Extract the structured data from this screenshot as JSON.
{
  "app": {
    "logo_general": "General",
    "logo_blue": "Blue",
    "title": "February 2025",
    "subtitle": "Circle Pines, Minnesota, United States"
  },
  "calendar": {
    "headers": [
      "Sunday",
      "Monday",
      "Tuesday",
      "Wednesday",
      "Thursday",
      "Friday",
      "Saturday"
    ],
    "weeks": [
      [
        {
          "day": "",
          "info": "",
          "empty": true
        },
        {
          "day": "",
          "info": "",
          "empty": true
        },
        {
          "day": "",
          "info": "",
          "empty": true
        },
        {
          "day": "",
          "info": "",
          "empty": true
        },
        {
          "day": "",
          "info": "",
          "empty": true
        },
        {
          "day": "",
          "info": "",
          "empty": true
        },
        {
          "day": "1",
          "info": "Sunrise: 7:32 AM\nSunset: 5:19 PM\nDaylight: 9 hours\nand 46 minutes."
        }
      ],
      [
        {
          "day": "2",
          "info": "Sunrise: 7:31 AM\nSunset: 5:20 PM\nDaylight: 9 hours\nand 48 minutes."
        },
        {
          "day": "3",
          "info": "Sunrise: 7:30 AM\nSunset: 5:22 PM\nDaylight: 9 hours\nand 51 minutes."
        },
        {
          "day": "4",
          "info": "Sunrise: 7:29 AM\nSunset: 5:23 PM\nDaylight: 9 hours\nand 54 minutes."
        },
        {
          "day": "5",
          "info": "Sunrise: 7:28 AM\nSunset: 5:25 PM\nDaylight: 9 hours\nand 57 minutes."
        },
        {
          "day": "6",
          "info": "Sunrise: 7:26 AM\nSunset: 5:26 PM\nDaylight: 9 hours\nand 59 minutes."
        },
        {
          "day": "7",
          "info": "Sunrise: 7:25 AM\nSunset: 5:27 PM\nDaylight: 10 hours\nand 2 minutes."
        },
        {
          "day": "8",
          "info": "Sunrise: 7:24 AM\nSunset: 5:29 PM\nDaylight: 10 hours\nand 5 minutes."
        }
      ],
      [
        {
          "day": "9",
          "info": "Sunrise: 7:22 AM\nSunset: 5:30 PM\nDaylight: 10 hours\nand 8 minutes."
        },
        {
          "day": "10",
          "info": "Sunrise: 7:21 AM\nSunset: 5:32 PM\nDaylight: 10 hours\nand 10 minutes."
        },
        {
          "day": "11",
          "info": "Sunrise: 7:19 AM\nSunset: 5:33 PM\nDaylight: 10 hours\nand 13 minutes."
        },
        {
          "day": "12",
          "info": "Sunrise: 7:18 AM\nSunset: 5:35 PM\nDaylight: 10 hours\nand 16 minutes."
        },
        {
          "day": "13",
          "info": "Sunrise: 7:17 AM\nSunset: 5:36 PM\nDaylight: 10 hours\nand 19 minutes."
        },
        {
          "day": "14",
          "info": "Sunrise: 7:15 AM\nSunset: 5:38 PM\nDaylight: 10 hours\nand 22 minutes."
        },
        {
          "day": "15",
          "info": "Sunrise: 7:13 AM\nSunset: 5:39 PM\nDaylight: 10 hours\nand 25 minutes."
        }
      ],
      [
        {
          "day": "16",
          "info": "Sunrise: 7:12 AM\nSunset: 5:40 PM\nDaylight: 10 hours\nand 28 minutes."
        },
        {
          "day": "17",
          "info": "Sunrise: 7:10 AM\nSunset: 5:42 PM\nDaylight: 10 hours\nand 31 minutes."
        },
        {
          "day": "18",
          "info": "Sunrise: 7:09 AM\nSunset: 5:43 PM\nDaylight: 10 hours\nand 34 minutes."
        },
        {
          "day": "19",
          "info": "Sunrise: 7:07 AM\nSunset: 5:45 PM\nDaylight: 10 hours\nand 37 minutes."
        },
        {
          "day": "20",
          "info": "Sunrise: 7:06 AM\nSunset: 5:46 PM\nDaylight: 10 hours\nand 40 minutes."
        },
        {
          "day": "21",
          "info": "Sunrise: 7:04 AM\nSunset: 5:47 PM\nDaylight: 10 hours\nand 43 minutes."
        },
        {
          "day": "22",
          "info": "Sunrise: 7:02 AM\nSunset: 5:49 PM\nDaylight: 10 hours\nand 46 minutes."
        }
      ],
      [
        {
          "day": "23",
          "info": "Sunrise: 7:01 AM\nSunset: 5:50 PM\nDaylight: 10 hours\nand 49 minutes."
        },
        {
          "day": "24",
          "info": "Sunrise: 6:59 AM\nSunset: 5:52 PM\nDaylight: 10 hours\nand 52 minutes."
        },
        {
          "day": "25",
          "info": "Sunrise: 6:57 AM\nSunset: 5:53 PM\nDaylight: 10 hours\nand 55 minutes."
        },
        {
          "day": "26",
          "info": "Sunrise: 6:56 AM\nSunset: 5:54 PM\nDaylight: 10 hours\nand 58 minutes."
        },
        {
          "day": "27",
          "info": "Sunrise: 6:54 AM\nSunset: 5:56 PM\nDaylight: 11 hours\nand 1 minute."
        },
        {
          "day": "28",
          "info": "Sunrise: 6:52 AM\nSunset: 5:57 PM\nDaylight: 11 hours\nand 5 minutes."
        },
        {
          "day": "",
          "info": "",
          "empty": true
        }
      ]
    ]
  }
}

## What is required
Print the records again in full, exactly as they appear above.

## Response to this exercise
Extract the structured data from this screenshot as JSON.
{
  "app": {
    "logo_general": "General",
    "logo_blue": "Blue",
    "title": "February 2025",
    "subtitle": "Circle Pines, Minnesota, United States"
  },
  "calendar": {
    "headers": [
      "Sunday",
      "Monday",
      "Tuesday",
      "Wednesday",
      "Thursday",
      "Friday",
      "Saturday"
    ],
    "weeks": [
      [
        {
          "day": "",
          "info": "",
          "empty": true
        },
        {
          "day": "",
          "info": "",
          "empty": true
        },
        {
          "day": "",
          "info": "",
          "empty": true
        },
        {
          "day": "",
          "info": "",
          "empty": true
        },
        {
          "day": "",
          "info": "",
          "empty": true
        },
        {
          "day": "",
          "info": "",
          "empty": true
        },
        {
          "day": "1",
          "info": "Sunrise: 7:32 AM\nSunset: 5:19 PM\nDaylight: 9 hours\nand 46 minutes."
        }
      ],
      [
        {
          "day": "2",
          "info": "Sunrise: 7:31 AM\nSunset: 5:20 PM\nDaylight: 9 hours\nand 48 minutes."
        },
        {
          "day": "3",
          "info": "Sunrise: 7:30 AM\nSunset: 5:22 PM\nDaylight: 9 hours\nand 51 minutes."
        },
        {
          "day": "4",
          "info": "Sunrise: 7:29 AM\nSunset: 5:23 PM\nDaylight: 9 hours\nand 54 minutes."
        },
        {
          "day": "5",
          "info": "Sunrise: 7:28 AM\nSunset: 5:25 PM\nDaylight: 9 hours\nand 57 minutes."
        },
        {
          "day": "6",
          "info": "Sunrise: 7:26 AM\nSunset: 5:26 PM\nDaylight: 9 hours\nand 59 minutes."
        },
        {
          "day": "7",
          "info": "Sunrise: 7:25 AM\nSunset: 5:27 PM\nDaylight: 10 hours\nand 2 minutes."
        },
        {
          "day": "8",
          "info": "Sunrise: 7:24 AM\nSunset: 5:29 PM\nDaylight: 10 hours\nand 5 minutes."
        }
      ],
      [
        {
          "day": "9",
          "info": "Sunrise: 7:22 AM\nSunset: 5:30 PM\nDaylight: 10 hours\nand 8 minutes."
        },
        {
          "day": "10",
          "info": "Sunrise: 7:21 AM\nSunset: 5:32 PM\nDaylight: 10 hours\nand 10 minutes."
        },
        {
          "day": "11",
          "info": "Sunrise: 7:19 AM\nSunset: 5:33 PM\nDaylight: 10 hours\nand 13 minutes."
        },
        {
          "day": "12",
          "info": "Sunrise: 7:18 AM\nSunset: 5:35 PM\nDaylight: 10 hours\nand 16 minutes."
        },
        {
          "day": "13",
          "info": "Sunrise: 7:17 AM\nSunset: 5:36 PM\nDaylight: 10 hours\nand 19 minutes."
        },
        {
          "day": "14",
          "info": "Sunrise: 7:15 AM\nSunset: 5:38 PM\nDaylight: 10 hours\nand 22 minutes."
        },
        {
          "day": "15",
          "info": "Sunrise: 7:13 AM\nSunset: 5:39 PM\nDaylight: 10 hours\nand 25 minutes."
        }
      ],
      [
        {
          "day": "16",
          "info": "Sunrise: 7:12 AM\nSunset: 5:40 PM\nDaylight: 10 hours\nand 28 minutes."
        },
        {
          "day": "17",
          "info": "Sunrise: 7:10 AM\nSunset: 5:42 PM\nDaylight: 10 hours\nand 31 minutes."
        },
        {
          "day": "18",
          "info": "Sunrise: 7:09 AM\nSunset: 5:43 PM\nDaylight: 10 hours\nand 34 minutes."
        },
        {
          "day": "19",
          "info": "Sunrise: 7:07 AM\nSunset: 5:45 PM\nDaylight: 10 hours\nand 37 minutes."
        },
        {
          "day": "20",
          "info": "Sunrise: 7:06 AM\nSunset: 5:46 PM\nDaylight: 10 hours\nand 40 minutes."
        },
        {
          "day": "21",
          "info": "Sunrise: 7:04 AM\nSunset: 5:47 PM\nDaylight: 10 hours\nand 43 minutes."
        },
        {
          "day": "22",
          "info": "Sunrise: 7:02 AM\nSunset: 5:49 PM\nDaylight: 10 hours\nand 46 minutes."
        }
      ],
      [
        {
          "day": "23",
          "info": "Sunrise: 7:01 AM\nSunset: 5:50 PM\nDaylight: 10 hours\nand 49 minutes."
        },
        {
          "day": "24",
          "info": "Sunrise: 6:59 AM\nSunset: 5:52 PM\nDaylight: 10 hours\nand 52 minutes."
        },
        {
          "day": "25",
          "info": "Sunrise: 6:57 AM\nSunset: 5:53 PM\nDaylight: 10 hours\nand 55 minutes."
        },
        {
          "day": "26",
          "info": "Sunrise: 6:56 AM\nSunset: 5:54 PM\nDaylight: 10 hours\nand 58 minutes."
        },
        {
          "day": "27",
          "info": "Sunrise: 6:54 AM\nSunset: 5:56 PM\nDaylight: 11 hours\nand 1 minute."
        },
        {
          "day": "28",
          "info": "Sunrise: 6:52 AM\nSunset: 5:57 PM\nDaylight: 11 hours\nand 5 minutes."
        },
        {
          "day": "",
          "info": "",
          "empty": true
        }
      ]
    ]
  }
}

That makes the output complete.